**About this exercise:** If a line in the material below has the string "данных", copy it out.

**Data records:**
= = = = = = =
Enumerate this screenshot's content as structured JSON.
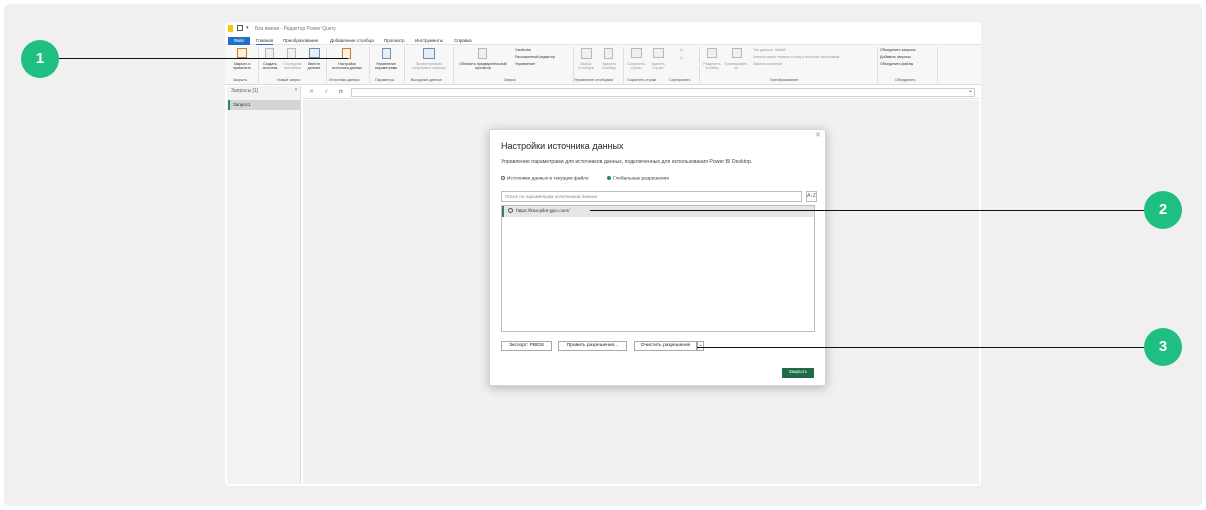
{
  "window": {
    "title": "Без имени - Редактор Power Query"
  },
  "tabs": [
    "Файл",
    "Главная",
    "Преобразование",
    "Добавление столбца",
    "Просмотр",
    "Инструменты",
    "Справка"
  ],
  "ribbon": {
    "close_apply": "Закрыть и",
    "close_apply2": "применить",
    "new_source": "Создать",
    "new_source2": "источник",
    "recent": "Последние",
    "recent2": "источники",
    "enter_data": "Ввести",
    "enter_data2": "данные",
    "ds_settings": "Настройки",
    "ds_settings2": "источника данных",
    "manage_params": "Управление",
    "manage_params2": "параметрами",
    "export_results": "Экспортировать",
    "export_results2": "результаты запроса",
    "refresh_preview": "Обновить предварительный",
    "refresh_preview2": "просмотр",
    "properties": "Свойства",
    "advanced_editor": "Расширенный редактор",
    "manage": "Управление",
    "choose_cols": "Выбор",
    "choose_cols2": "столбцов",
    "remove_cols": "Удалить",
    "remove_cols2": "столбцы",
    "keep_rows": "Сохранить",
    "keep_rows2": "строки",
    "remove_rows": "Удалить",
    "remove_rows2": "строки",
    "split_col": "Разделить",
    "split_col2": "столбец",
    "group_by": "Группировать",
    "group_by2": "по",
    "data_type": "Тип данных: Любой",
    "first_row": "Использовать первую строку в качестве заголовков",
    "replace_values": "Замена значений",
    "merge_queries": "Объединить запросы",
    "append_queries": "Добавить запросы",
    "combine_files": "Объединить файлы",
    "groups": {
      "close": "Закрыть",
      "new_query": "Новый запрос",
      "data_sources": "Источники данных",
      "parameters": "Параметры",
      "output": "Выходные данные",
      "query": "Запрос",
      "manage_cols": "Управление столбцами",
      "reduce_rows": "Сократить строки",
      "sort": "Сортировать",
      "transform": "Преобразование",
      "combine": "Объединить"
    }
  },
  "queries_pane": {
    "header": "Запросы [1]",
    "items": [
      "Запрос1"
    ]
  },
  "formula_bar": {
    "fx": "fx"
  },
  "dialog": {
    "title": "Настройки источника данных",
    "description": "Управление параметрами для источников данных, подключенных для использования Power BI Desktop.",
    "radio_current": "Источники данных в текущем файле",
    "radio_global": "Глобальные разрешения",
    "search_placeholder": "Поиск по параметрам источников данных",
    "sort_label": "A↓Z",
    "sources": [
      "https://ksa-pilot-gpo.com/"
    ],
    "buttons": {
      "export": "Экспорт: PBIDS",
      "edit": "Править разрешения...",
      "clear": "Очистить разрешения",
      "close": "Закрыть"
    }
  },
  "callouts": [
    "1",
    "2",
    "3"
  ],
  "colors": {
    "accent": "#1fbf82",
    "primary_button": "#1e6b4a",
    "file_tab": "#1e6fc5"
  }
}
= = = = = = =
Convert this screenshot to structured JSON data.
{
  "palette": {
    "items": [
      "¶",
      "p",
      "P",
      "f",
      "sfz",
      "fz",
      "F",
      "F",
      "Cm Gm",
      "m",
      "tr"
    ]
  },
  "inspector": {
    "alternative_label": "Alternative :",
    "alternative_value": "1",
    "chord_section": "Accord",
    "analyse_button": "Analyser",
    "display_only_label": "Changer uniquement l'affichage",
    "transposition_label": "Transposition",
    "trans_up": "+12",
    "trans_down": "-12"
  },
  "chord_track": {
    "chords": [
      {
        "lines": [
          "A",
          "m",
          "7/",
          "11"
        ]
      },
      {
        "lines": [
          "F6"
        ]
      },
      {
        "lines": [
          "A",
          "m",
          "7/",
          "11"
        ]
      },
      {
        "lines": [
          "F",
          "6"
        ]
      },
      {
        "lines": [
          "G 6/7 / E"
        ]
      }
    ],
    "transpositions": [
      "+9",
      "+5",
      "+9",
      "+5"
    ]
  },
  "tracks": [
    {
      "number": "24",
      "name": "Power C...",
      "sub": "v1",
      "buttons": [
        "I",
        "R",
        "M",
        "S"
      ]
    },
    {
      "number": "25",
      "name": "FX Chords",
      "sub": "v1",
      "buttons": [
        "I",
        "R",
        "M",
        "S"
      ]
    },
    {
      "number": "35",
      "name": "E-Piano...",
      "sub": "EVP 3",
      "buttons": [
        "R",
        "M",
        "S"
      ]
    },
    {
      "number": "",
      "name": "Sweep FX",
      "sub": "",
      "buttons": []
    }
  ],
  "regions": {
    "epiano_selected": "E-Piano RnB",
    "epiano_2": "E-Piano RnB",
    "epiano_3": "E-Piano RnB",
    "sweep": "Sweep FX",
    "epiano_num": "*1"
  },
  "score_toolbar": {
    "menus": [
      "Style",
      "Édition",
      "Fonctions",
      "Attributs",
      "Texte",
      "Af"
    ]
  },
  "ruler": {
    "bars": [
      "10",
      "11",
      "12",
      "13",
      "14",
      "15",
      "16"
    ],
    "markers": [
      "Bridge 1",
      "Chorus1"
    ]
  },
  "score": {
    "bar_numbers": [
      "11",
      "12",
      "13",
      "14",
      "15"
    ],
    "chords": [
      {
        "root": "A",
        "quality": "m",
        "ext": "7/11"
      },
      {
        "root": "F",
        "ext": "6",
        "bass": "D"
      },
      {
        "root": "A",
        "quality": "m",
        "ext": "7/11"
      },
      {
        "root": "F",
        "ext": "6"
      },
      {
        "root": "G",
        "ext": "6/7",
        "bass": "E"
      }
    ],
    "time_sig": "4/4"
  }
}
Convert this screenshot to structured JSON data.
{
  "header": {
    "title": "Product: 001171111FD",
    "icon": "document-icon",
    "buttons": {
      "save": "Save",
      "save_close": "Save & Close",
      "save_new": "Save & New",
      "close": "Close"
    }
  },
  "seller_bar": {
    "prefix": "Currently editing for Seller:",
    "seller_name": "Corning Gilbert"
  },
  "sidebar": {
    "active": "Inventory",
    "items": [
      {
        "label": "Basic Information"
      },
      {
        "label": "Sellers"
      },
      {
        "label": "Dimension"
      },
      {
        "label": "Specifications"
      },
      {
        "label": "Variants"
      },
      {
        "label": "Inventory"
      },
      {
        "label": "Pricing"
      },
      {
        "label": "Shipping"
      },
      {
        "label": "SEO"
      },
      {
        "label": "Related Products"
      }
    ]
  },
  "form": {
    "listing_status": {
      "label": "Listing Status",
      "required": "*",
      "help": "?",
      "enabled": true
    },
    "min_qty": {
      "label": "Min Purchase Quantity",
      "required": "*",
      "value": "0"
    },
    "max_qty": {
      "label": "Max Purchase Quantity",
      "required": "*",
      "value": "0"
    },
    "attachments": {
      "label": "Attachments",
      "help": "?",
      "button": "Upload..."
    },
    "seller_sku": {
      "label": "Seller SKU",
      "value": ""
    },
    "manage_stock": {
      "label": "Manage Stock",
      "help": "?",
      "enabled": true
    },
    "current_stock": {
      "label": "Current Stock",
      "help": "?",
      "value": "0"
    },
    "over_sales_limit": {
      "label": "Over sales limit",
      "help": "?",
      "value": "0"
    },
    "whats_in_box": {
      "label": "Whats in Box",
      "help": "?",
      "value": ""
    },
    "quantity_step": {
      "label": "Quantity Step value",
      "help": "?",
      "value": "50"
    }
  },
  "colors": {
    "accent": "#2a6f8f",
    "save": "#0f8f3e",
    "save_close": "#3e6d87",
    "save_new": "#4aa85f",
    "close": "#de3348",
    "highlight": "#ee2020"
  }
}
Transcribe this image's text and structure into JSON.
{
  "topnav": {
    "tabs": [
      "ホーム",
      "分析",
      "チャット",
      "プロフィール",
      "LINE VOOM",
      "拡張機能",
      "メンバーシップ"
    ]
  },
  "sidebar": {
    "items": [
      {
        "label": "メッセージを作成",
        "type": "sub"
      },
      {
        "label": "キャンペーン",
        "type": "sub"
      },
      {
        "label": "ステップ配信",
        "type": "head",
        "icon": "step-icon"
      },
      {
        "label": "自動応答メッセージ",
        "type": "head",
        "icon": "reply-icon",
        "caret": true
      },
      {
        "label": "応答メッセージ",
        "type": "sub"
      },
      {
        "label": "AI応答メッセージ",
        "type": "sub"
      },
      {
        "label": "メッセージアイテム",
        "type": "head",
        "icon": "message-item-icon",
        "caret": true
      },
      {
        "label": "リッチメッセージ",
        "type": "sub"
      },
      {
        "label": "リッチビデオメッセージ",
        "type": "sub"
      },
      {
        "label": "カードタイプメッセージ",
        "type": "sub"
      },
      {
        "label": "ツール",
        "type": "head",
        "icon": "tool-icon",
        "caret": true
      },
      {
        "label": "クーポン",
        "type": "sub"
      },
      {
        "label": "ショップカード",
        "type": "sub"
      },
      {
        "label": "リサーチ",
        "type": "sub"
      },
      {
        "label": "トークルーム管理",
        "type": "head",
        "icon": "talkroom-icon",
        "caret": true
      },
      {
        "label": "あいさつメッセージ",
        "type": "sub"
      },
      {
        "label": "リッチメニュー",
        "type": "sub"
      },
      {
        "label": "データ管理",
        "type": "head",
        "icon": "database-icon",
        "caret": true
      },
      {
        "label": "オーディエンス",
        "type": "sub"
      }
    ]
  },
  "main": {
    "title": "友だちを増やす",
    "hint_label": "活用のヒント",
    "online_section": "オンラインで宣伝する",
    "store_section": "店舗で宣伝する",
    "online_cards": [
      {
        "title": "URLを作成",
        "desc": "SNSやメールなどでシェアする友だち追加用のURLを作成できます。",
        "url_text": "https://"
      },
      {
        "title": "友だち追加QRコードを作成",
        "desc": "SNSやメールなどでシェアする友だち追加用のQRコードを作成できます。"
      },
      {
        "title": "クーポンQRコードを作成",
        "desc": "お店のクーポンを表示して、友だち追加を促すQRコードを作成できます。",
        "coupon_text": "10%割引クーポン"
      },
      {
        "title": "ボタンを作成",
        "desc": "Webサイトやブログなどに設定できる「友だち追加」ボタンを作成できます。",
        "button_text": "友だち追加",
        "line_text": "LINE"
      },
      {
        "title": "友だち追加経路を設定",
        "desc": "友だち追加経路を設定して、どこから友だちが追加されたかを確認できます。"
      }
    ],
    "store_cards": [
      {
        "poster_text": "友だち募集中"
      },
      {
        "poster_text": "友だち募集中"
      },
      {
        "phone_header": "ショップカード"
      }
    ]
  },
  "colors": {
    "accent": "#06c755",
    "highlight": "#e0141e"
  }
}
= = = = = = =
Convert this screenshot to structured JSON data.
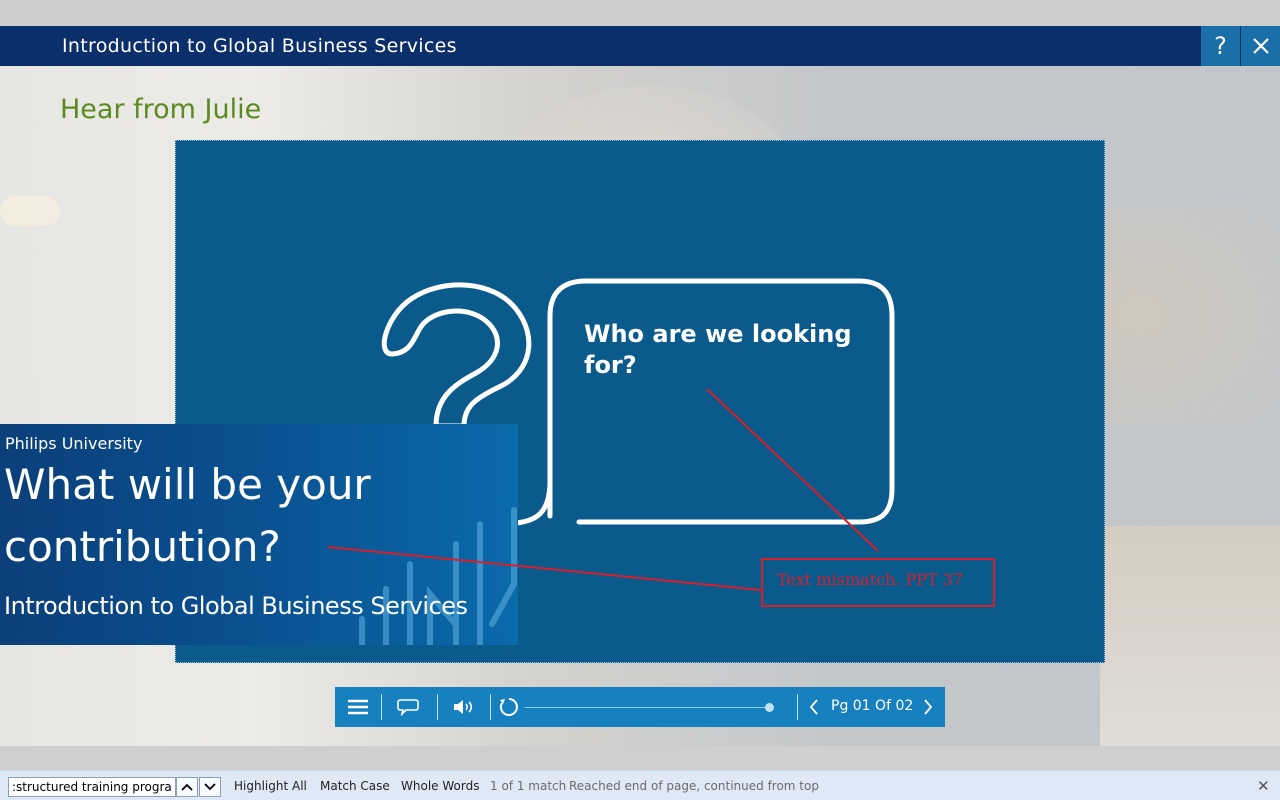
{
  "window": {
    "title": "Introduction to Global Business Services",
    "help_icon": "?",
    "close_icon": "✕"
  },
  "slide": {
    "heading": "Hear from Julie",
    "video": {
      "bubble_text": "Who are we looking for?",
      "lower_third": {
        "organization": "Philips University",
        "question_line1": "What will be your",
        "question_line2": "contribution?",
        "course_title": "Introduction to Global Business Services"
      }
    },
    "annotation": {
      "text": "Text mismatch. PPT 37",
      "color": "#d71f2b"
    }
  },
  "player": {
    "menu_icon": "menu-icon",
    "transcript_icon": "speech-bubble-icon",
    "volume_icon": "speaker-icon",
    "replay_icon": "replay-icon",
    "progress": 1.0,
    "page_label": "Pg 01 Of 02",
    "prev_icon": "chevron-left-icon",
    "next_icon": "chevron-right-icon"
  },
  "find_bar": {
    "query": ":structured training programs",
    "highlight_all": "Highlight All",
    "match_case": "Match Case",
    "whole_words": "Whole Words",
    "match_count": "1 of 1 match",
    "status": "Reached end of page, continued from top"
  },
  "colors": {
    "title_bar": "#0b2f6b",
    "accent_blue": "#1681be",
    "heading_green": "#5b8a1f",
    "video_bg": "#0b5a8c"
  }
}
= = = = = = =
**Solved problem:**
    "ds_settings2": "источника данных",
    "data_type": "Тип данных: Любой",
      "data_sources": "Источники данных",
    "title": "Настройки источника данных",
    "description": "Управление параметрами для источников данных, подключенных для использования Power BI Desktop.",
    "radio_current": "Источники данных в текущем файле",
    "search_placeholder": "Поиск по параметрам источников данных",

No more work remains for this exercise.